Should creatives demand bigger paydays from stingy studios?
It was about this time 10 years ago that an angry buzz began to build. It was contract renegotiation time for writers and directors, a normally boring ritual, but the mood was suddenly different. While Hollywood’s majors were recording record profits, writers in both film and TV felt their piece of the pie was shrinking, not growing. Further, earnings from “new media” – the great white hope of the future — were abruptly taken off the table. Though cognizant of the noise, corporate CEOs dismissed complaints as empty rhetoric. Writers, after all, were always complaining.
They called it wrong: After months of negotiations and rallies, the WGA marched out on strike in November 2007 – a bitter clash that lasted 100 days, cost $2 billion in lost revenues and arguably hurt, rather than benefited, the cause of the writers. In fact, many feel it forever changed the landscape for creatives in Hollywood.
No one is even remotely thinking about strikes in today’s Trumpian climate, but some intriguing analogies could be drawn between the economic realities of today versus a decade ago. Again the corporate take is strong and some serious analysts point out that the “pie” is not being divided fairly – today more than ever. And unions and guilds are under siege as never before.

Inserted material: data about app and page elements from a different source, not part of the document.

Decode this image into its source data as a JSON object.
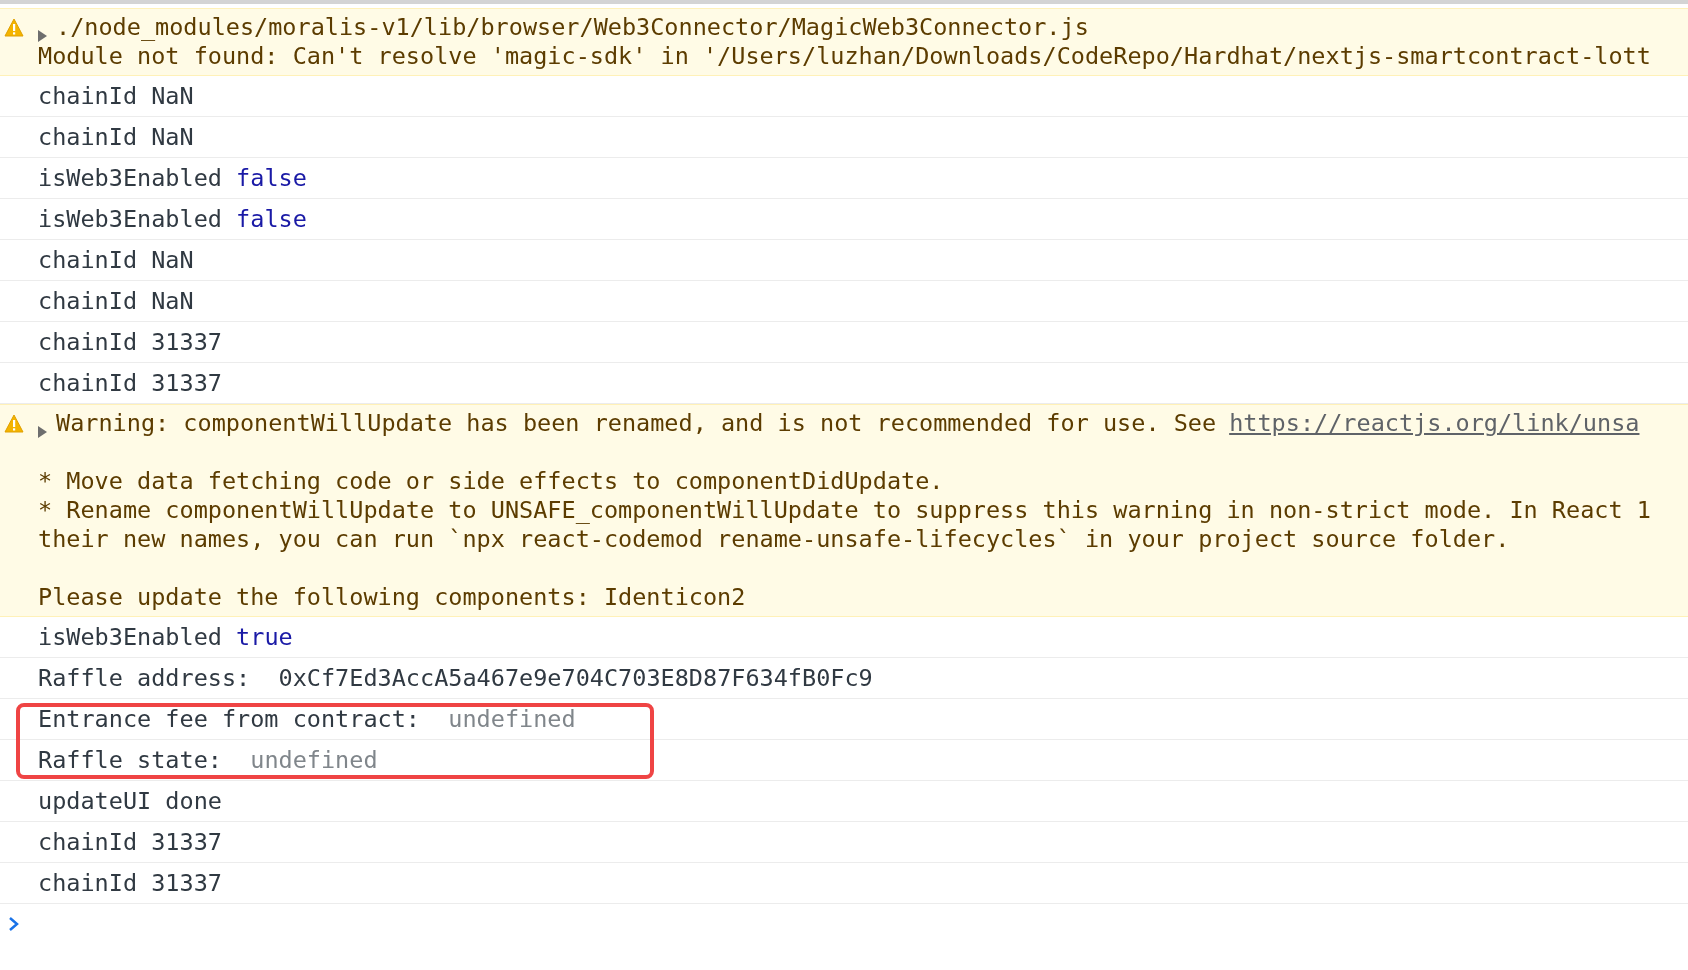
{
  "console": {
    "messages": [
      {
        "kind": "warning",
        "expandable": true,
        "title_parts": [
          {
            "kind": "plain",
            "text": "./node_modules/moralis-v1/lib/browser/Web3Connector/MagicWeb3Connector.js"
          }
        ],
        "paragraphs": [
          [
            "Module not found: Can't resolve 'magic-sdk' in '/Users/luzhan/Downloads/CodeRepo/Hardhat/nextjs-smartcontract-lott"
          ]
        ]
      },
      {
        "kind": "log",
        "highlighted": false,
        "parts": [
          {
            "kind": "plain",
            "text": "chainId NaN"
          }
        ]
      },
      {
        "kind": "log",
        "highlighted": false,
        "parts": [
          {
            "kind": "plain",
            "text": "chainId NaN"
          }
        ]
      },
      {
        "kind": "log",
        "highlighted": false,
        "parts": [
          {
            "kind": "plain",
            "text": "isWeb3Enabled"
          },
          {
            "kind": "boolean",
            "text": "false"
          }
        ]
      },
      {
        "kind": "log",
        "highlighted": false,
        "parts": [
          {
            "kind": "plain",
            "text": "isWeb3Enabled"
          },
          {
            "kind": "boolean",
            "text": "false"
          }
        ]
      },
      {
        "kind": "log",
        "highlighted": false,
        "parts": [
          {
            "kind": "plain",
            "text": "chainId NaN"
          }
        ]
      },
      {
        "kind": "log",
        "highlighted": false,
        "parts": [
          {
            "kind": "plain",
            "text": "chainId NaN"
          }
        ]
      },
      {
        "kind": "log",
        "highlighted": false,
        "parts": [
          {
            "kind": "plain",
            "text": "chainId 31337"
          }
        ]
      },
      {
        "kind": "log",
        "highlighted": false,
        "parts": [
          {
            "kind": "plain",
            "text": "chainId 31337"
          }
        ]
      },
      {
        "kind": "warning",
        "expandable": true,
        "title_parts": [
          {
            "kind": "plain",
            "text": "Warning: componentWillUpdate has been renamed, and is not recommended for use. See"
          },
          {
            "kind": "link",
            "text": "https://reactjs.org/link/unsa"
          }
        ],
        "paragraphs": [
          [
            "* Move data fetching code or side effects to componentDidUpdate.",
            "* Rename componentWillUpdate to UNSAFE_componentWillUpdate to suppress this warning in non-strict mode. In React 1",
            "their new names, you can run `npx react-codemod rename-unsafe-lifecycles` in your project source folder."
          ],
          [
            "Please update the following components: Identicon2"
          ]
        ]
      },
      {
        "kind": "log",
        "highlighted": false,
        "parts": [
          {
            "kind": "plain",
            "text": "isWeb3Enabled"
          },
          {
            "kind": "boolean",
            "text": "true"
          }
        ]
      },
      {
        "kind": "log",
        "highlighted": false,
        "parts": [
          {
            "kind": "plain",
            "text": "Raffle address: "
          },
          {
            "kind": "plain",
            "text": "0xCf7Ed3AccA5a467e9e704C703E8D87F634fB0Fc9"
          }
        ]
      },
      {
        "kind": "log",
        "highlighted": true,
        "parts": [
          {
            "kind": "plain",
            "text": "Entrance fee from contract: "
          },
          {
            "kind": "undefined",
            "text": "undefined"
          }
        ]
      },
      {
        "kind": "log",
        "highlighted": true,
        "parts": [
          {
            "kind": "plain",
            "text": "Raffle state: "
          },
          {
            "kind": "undefined",
            "text": "undefined"
          }
        ]
      },
      {
        "kind": "log",
        "highlighted": false,
        "parts": [
          {
            "kind": "plain",
            "text": "updateUI done"
          }
        ]
      },
      {
        "kind": "log",
        "highlighted": false,
        "parts": [
          {
            "kind": "plain",
            "text": "chainId 31337"
          }
        ]
      },
      {
        "kind": "log",
        "highlighted": false,
        "parts": [
          {
            "kind": "plain",
            "text": "chainId 31337"
          }
        ]
      }
    ]
  }
}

The Economist, a conservative publication, noted this week that U.S. corporations were harboring a “naughty little secret” – namely, that profits were at record levels and return on equity in the U.S. was 40% higher than abroad. It’s corporate bonanza time – that’s the secret. On the other hand, in this “age of hyper-profitability,” the winnings are not being invested in growth or lavished on employees but being parked overseas or carved up by top management and Wall Street.
The upshot is that economic inequality is worsening and consumer demand is stunted – a Bernie Sanders-type scenario from people (including myself) who don’t necessarily support “the Bern.” Yet even The Wall Street Journal last week echoed the news. “Consumer spending needs fuel,” WSJ stated, rising by a meager 0.1% if at all. Thus while unemployment is down and workers are working longer hours, pay is still frozen. So is demand. Given this climate, California’s current proposal to lift the minimum wage to $15 an hour is being regarded as financial apostasy.
With Hollywood guilds just now drawing up their strategy for their new contract negotiations, they do so amid an eerie silence. The WGA likely will opt to sit down with the majors only after the more potent DGA has presented its demands. Meanwhile, earnings of screenwriters have fallen five years in a row. While TV has held stable, writers in both areas complain that both the pay and the overall environment for creatives has grown ever more constrictive. Appropriately, perhaps, the only words of union solidarity have come from a man best known for comedy. Seth MacFarlane, in accepting an award from animation writers, reminded his audience that ”now that the studios have become ever more monolithic, I am a firm advocate of the power of unions.”
And the “monolithic majors” seem in no mood to send forth signals of generosity. While profits have been strong, the shares of media companies have been roughed up by investors reflecting a fear that the ground is shifting under the media business. Further, the majors still lack a leader of the stature of Lew Wasserman or Bob Daly who can martial fellow CEOs into a coherent relationship with the labor force or the community at large.
In its analysis, The Economist singled out “a corrosive lack of competition” as the biggest enemy of growth. One industry after another has succumbed to concentration – a phenomenon that most analysts predict is looming ever more ominously over Hollywood. MacFarlane isn’t alone, it seems, in worrying about “the monolith.”